[EXERCISE DATA]
┄┄┄┄┄┄┄┄┄┄
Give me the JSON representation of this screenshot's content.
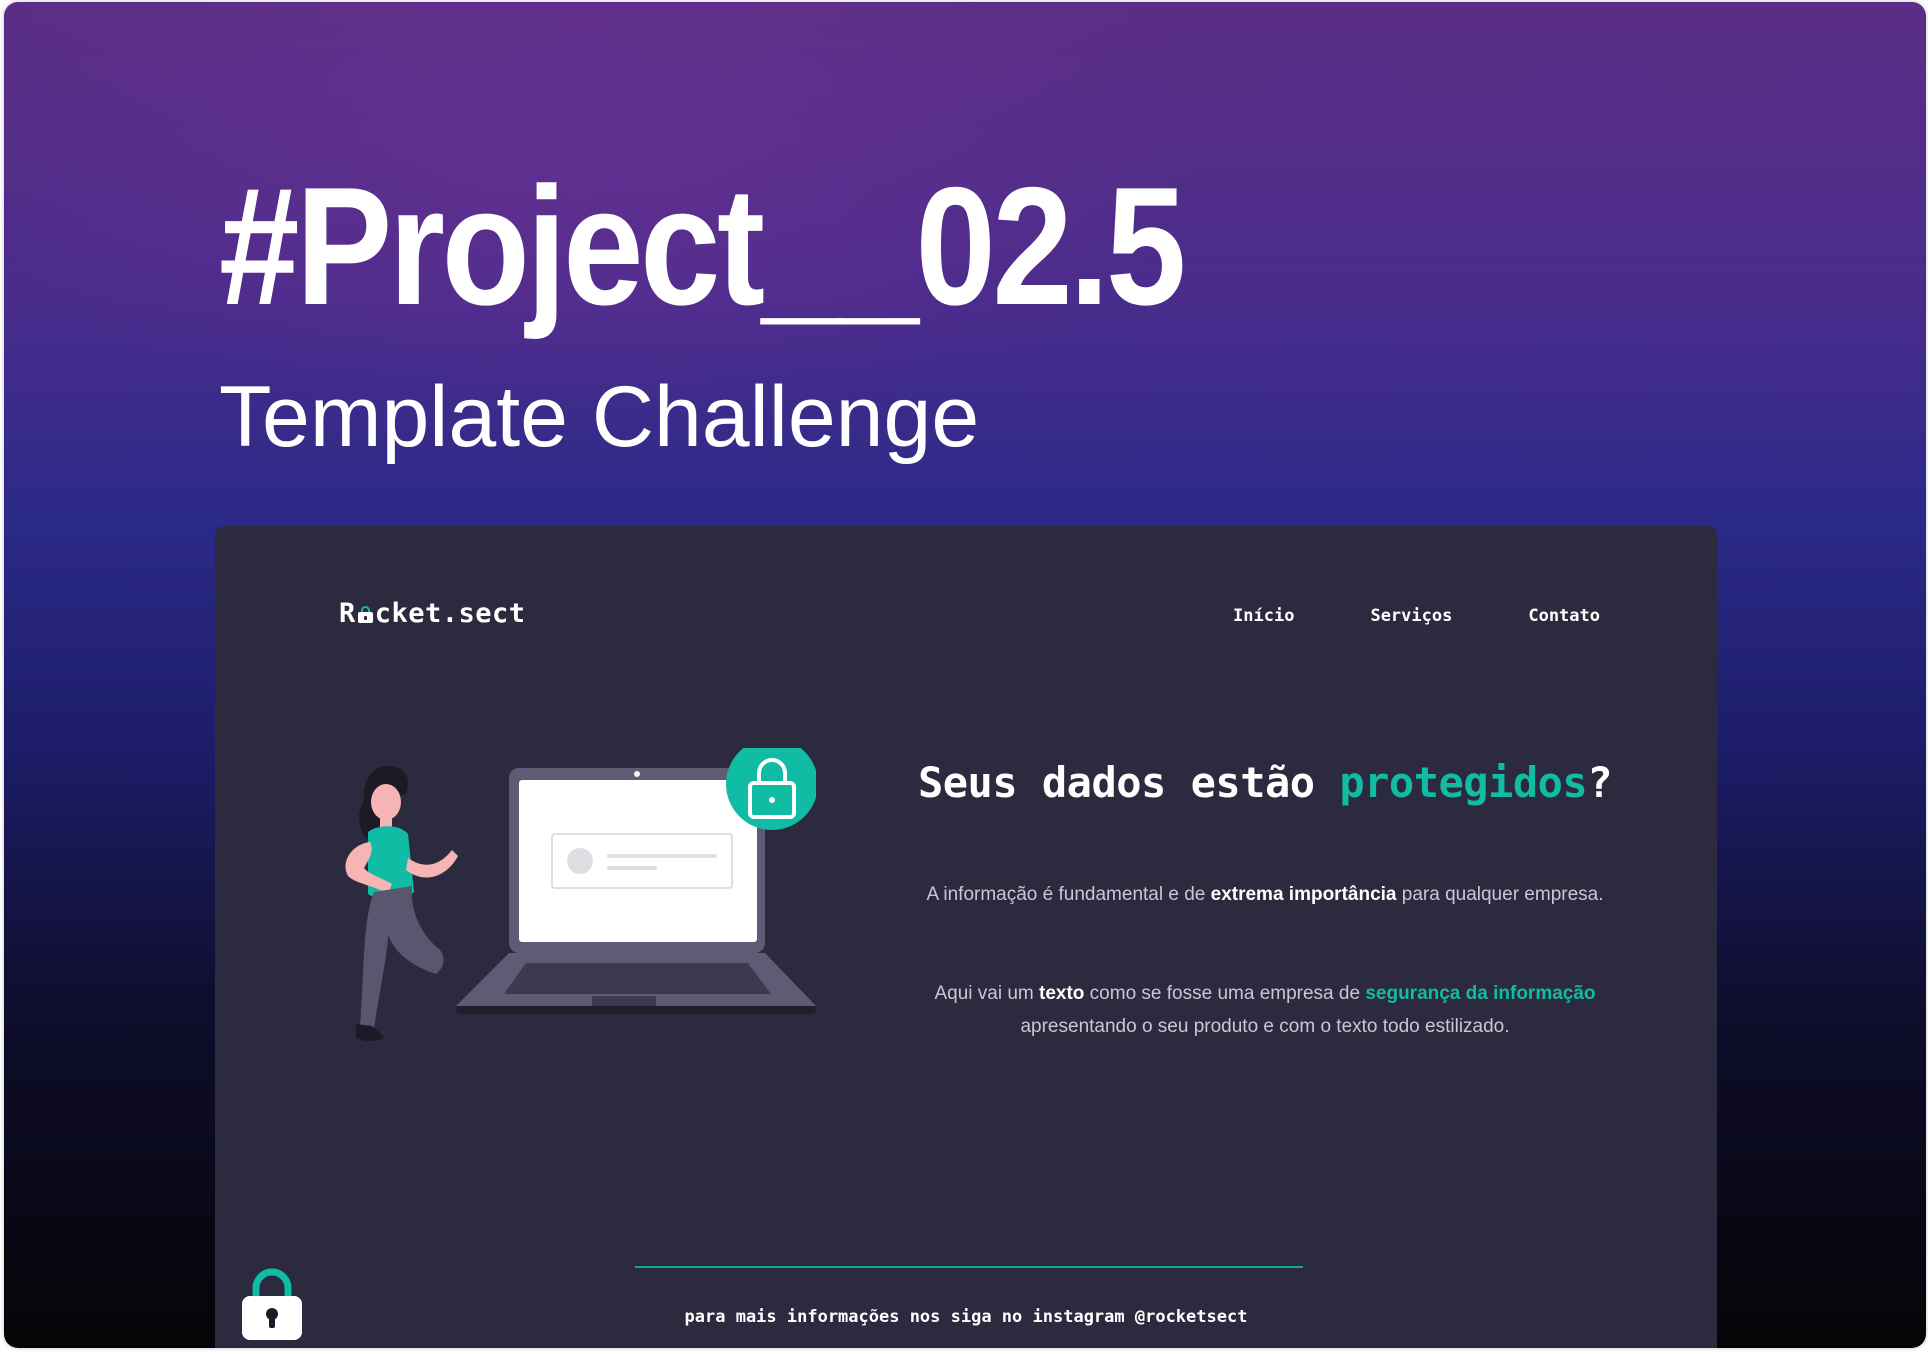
{
  "hero": {
    "title": "#Project__02.5",
    "subtitle": "Template Challenge"
  },
  "site": {
    "logo_prefix": "R",
    "logo_suffix": "cket.sect",
    "nav": [
      "Início",
      "Serviços",
      "Contato"
    ],
    "headline_pre": "Seus dados estão ",
    "headline_accent": "protegidos",
    "headline_post": "?",
    "paragraph1": {
      "t1": "A informação é fundamental e de ",
      "b1": "extrema importância",
      "t2": " para qualquer empresa."
    },
    "paragraph2": {
      "t1": "Aqui vai um ",
      "b1": "texto",
      "t2": " como se fosse uma empresa de ",
      "accent": "segurança da informação",
      "t3": " apresentando o seu produto e com o texto todo estilizado."
    },
    "footer": "para mais informações nos siga no instagram @rocketsect"
  },
  "colors": {
    "accent": "#10bca4",
    "site_background": "#2c2a3e",
    "gradient_top": "#5b2e86",
    "gradient_bottom": "#050507"
  },
  "icons": [
    "lock-icon",
    "laptop-illustration",
    "woman-illustration"
  ]
}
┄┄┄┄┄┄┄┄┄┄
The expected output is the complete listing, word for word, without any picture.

Give me the JSON representation of this screenshot's content.
{
  "hero": {
    "title": "#Project__02.5",
    "subtitle": "Template Challenge"
  },
  "site": {
    "logo_prefix": "R",
    "logo_suffix": "cket.sect",
    "nav": [
      "Início",
      "Serviços",
      "Contato"
    ],
    "headline_pre": "Seus dados estão ",
    "headline_accent": "protegidos",
    "headline_post": "?",
    "paragraph1": {
      "t1": "A informação é fundamental e de ",
      "b1": "extrema importância",
      "t2": " para qualquer empresa."
    },
    "paragraph2": {
      "t1": "Aqui vai um ",
      "b1": "texto",
      "t2": " como se fosse uma empresa de ",
      "accent": "segurança da informação",
      "t3": " apresentando o seu produto e com o texto todo estilizado."
    },
    "footer": "para mais informações nos siga no instagram @rocketsect"
  },
  "colors": {
    "accent": "#10bca4",
    "site_background": "#2c2a3e",
    "gradient_top": "#5b2e86",
    "gradient_bottom": "#050507"
  },
  "icons": [
    "lock-icon",
    "laptop-illustration",
    "woman-illustration"
  ]
}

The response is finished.